July 14, 2021
Hesed House in Wharton, Texas was a fledgling nonprofit at the beginning of the pandemic. It was a challenging time for any nonprofit, even more so for one that had barely started. But for Hesed House, those difficulties were compounded because their model depended on in-person interactions to build community. Through relationship development staff and volunteers could connect the community to much-needed resources such as counseling services and through in-person classes they could offer art and yoga in an area where those opportunities were rare. To continue their work during such a crisis was to risk failure, but it was a risk they had to take.
The pandemic forced them to transition quickly and think creatively. While many nonprofits were able to move online, Hesed House mostly served individuals who did not have regular access to the internet so their transition during the pandemic required extra resourcefulness.
“We don’t have a risk-averse gospel,” Executive Director Stephanie Konvicka said definitively. “I believe the pandemic served us well. We had to stay agile and pivot to put down roots in a storm. I don’t recommend that kind of beginning for a nonprofit, but I do believe it made us stronger and we will see the fruit of that work in the months to come.”
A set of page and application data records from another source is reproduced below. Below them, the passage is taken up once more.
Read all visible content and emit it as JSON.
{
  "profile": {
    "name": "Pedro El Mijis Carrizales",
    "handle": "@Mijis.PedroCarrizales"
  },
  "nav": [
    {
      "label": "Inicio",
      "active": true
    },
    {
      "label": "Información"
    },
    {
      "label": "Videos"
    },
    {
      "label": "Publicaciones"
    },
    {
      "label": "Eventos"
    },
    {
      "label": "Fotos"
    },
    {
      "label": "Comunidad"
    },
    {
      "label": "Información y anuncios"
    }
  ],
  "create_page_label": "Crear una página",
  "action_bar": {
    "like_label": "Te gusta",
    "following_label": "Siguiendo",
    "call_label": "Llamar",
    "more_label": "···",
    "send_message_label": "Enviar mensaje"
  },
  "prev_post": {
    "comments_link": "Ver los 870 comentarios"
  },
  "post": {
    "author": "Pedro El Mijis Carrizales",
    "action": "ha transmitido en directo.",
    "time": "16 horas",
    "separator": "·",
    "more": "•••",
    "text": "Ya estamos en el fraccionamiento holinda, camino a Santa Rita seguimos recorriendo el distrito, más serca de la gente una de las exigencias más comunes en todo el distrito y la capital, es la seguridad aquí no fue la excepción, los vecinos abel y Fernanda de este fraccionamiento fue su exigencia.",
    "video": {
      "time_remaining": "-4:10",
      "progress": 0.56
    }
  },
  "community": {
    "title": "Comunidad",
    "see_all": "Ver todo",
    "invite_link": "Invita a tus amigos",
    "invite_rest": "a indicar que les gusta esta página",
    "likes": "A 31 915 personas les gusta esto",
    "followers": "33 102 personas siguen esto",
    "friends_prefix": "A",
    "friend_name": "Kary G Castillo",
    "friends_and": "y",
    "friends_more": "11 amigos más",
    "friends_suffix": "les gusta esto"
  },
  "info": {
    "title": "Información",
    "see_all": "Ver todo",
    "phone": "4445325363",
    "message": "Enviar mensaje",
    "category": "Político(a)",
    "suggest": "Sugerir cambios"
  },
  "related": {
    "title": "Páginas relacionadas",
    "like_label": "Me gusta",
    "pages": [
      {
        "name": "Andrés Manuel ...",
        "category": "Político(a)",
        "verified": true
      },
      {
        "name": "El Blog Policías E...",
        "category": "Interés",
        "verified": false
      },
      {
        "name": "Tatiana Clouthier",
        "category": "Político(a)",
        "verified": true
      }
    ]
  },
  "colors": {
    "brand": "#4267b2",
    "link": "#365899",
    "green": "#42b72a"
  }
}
The week before lockdowns began, they had ten classes, and this was a normal week. The next week, they had none. They felt cut off from the community they were called to serve and seemed lost without nurturing the in-person connections that had spurred their success thus far.
The only way they could connect in-person was outside, so they decided to work from their garden. As a visible reminder that Hesed House was there for the community and still had resources to offer, Stephanie and others planted themselves in the garden. From there, they could have rich conversations with people who passed by and read kind messages left for them in sidewalk chalk.
From the garden, they connected with a grandfather who was figuring out how to make sure his granddaughters looked their very best, as his daughter had just passed away and he felt unsure about girls’ clothes and hairstyles. They offered food they had grown to those in need and listened to their neighbors’ stories to hear who might need extra assistance during this crisis. And their TMF grant helped support all of this work as they transitioned through the pandemic.
Earlier that year, they had received a TMF grant they were not able to use as intended because the pandemic shifted so much of their work. However, when they had initial conversations about this with the Director of Grants, Jacki Lammert, she asked them to think about the ways they could help the community during these difficult moments. What risks could they take that would make a difference right now? As a result of TMF’s flexibility, Hesed House used those funds to keep people housed, offer food from their food pantry, pay utility bills, and more.
“Jacki has been so integral to our development as an organization,” Stephanie said. “She asked the very best questions. We developed out of those questions. Jacki saw leadership potential in me and that instilled courage. She changed my future. It is very humbling that she invested so much in me and because of her investment Hesed House is poised to invest in Wharton.”